So, the Church of England (mostly, their house of laity) have voted against having female Bishops. In advance of the vote, some asked for calm - in the aftermath, there was anger, reflection, jokes, and some apparent point-scoring. I got in on the last, I'll admit.
But that wasn't really point-scoring; it was more a long sigh. I was brought up in Methodism - my father went to Wesley College in Bristol in 1980 (I think - I was young) and was ordained in 1982. We were posted to Marlow then, and then to Cheltenham in 1987, then Finchley in 1992 - and I took an interest in what was going on, administratively as well as spiritually, because, well, when you get shifted around every couple of years, you kinda want to know why.
So I was told, when I met my first Deaconness, that women had been ordained in Methodism since the early 1970s, which, as it was before I was born, was 'forever'. And Kathleen Richardson was installed in 1993 as the first female President of Conference (aka top dog), and that was just normal because women had been installed as District Chairs (aka bishops-ish) for ages, so it was nothing strange at all.
And while there is an evangelical wing of the Church which has some 'issues' with some 'people' (and the lovely acronym VOMet - not sure they hold much sway any more) there was, also in 1993, the statement that:
"Conference recognises, affirms and celebrates the participation and ministry of lesbians and gay men in the church. Conference calls on the Methodist people to begin a pilgrimage of faith to combat repression and discrimination, to work for justice and human rights and to give dignity and worth to people whatever their sexuality"

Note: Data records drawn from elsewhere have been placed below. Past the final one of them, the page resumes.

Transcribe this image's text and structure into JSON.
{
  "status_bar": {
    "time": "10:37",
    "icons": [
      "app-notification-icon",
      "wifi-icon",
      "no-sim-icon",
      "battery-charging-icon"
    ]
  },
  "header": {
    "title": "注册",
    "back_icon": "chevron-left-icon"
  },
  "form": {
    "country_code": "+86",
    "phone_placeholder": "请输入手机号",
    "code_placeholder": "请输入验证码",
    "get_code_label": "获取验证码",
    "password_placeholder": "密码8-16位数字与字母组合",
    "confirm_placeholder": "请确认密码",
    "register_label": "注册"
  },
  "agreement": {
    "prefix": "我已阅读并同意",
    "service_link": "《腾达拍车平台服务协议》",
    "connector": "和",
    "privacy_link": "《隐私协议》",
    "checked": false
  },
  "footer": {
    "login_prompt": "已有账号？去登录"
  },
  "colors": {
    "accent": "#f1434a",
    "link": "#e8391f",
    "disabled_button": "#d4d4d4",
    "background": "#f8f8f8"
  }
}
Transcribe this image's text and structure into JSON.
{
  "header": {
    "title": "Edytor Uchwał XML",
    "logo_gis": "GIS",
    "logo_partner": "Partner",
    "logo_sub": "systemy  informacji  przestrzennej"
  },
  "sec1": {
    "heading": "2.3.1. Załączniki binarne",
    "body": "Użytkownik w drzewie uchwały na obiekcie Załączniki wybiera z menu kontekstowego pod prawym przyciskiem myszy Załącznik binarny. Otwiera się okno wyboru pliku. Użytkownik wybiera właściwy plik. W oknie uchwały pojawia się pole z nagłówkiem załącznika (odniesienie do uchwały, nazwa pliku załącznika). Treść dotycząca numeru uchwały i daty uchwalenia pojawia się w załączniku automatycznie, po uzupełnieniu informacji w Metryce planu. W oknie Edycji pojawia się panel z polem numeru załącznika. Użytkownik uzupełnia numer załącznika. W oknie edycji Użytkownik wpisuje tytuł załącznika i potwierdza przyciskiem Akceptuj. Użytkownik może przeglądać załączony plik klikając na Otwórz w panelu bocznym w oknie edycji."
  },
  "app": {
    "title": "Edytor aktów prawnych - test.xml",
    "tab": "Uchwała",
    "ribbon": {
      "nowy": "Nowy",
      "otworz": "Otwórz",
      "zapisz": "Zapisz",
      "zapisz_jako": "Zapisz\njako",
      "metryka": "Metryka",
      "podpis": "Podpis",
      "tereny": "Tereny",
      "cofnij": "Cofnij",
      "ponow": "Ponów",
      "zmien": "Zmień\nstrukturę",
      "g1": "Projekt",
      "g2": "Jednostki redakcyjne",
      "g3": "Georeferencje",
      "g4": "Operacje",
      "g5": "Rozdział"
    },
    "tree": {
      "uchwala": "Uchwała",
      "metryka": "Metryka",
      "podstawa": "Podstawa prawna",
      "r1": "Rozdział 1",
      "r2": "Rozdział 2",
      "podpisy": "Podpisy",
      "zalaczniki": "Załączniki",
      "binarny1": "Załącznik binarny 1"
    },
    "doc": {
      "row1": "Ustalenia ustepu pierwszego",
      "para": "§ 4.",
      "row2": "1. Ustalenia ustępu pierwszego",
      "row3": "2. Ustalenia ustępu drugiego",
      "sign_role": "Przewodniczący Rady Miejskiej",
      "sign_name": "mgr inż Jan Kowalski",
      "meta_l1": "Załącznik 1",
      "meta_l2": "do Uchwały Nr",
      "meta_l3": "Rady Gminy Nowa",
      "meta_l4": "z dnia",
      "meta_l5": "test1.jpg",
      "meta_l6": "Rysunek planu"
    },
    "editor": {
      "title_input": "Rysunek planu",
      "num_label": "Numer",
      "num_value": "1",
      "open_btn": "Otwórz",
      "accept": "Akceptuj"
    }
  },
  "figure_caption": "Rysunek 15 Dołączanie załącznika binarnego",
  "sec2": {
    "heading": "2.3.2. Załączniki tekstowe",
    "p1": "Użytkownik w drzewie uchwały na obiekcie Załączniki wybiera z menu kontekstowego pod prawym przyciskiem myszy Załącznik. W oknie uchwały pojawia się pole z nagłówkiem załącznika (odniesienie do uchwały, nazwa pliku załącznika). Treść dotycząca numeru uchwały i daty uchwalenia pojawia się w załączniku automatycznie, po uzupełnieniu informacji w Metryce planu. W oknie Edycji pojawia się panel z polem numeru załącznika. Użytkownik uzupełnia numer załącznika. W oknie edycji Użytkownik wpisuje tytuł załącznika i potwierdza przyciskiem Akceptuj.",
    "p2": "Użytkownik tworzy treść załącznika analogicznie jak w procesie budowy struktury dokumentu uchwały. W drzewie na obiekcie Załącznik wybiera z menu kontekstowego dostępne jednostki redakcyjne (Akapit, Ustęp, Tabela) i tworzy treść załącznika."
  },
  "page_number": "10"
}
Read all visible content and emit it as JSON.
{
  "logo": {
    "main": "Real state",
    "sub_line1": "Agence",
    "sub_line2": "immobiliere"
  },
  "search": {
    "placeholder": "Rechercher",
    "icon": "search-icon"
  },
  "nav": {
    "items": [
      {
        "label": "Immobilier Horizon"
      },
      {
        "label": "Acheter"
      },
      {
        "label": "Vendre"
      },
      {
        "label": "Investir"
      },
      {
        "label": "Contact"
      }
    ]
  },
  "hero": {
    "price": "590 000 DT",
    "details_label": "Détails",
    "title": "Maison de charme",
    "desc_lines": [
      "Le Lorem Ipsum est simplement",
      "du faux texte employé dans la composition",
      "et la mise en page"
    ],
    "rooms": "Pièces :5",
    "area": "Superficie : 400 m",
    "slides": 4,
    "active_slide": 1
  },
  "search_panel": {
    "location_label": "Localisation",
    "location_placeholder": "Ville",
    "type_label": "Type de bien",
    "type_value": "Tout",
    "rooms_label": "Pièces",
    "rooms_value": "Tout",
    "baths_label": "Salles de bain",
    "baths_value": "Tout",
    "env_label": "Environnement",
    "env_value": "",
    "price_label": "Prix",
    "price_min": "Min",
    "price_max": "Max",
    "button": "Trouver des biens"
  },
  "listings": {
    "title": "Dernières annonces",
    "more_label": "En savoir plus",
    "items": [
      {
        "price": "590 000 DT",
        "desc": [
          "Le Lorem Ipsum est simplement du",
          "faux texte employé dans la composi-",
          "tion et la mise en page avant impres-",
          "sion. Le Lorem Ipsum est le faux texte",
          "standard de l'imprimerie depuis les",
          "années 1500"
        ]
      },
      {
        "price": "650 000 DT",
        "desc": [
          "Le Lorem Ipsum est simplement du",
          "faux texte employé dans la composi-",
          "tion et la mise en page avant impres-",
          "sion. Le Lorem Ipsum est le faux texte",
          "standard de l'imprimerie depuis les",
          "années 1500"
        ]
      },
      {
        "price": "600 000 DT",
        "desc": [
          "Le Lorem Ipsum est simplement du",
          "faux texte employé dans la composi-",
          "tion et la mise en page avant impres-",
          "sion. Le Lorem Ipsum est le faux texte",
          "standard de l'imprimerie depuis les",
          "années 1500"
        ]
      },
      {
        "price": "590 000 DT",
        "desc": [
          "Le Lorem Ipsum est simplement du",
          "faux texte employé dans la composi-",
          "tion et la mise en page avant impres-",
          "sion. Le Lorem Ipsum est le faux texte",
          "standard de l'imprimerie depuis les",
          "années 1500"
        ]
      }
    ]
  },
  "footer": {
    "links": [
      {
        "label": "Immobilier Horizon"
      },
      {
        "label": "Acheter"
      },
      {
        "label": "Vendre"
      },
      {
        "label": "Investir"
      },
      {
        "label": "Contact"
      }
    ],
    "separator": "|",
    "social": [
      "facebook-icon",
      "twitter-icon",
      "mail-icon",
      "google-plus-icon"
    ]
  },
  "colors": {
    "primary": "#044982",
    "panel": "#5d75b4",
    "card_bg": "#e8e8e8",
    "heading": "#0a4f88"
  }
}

'Recognises, affirms, and celebrates' - sounds a heck of a lot better than 'tolerates'. Sounds - despite the cautious language elsewhere about marriage and avoiding promiscuity - like they actually mean it. I know, from the experiences of some gay Methodist clergy, that the path for them has not always been smooth; but they have not been fighting the dogma of their own denomination.
Because - a little like a ban on gays in the military - it always seemed odd (meaning, counter-productive, and not a little rude) to reject those who actually wanted to serve; who felt a vocation for that. Because it always seemed to me that if somebody said they were prepared to die for their country that said country should say 'thank you, thank you' - and treat them with respect.
And that that respect would not be limited to NCOs, but to all ranks. That it would not stop at a defined point like - well, a stained glass ceiling.
Because - as a girl then a woman, a feminist, concerned with the place of women in the world, and as a gay person, growing up...we all have to deal with the judgment of strangers, and sometimes the thoughtlessness of those close to us...but I never heard anyone I respect calling me bad, or wrong, or ill. That made a difficult journey easier. I am thankful for that.
I like the approach of the Quakers - the silence appeals to me, the quietly activist principles, the lack - ironically, as this is largely an argument about 'levels' - of hierarchy. Sometimes I would think, "well, if I hadn't been brought up in Methodism, I would be a Quaker" - but then the reality is that if I hadn't been brought up in Methodism, but in a more strident and stringent Church, I probably would have sacked the whole thing off, and rejected 'the Church' entirely.
So, no point-scoring, just a sigh. A sigh for people like me, kids like I was, trying to square what their Church is saying to them about what is acceptable with what they feel, what they believe, is more than acceptable. A sigh for those oppressed, depressed by it - and a sigh for those who get the hell out, when they might not really want to do that. And a really big sigh for those who don't get that saying 'OK, you can do this job but we're watching you and you'll never get promoted' doesn't exactly score high on the affirm/celebrate scale.
And it is genuinely very cool that Stockholm has a lesbian bishop. God moves in mysterious etc and so on.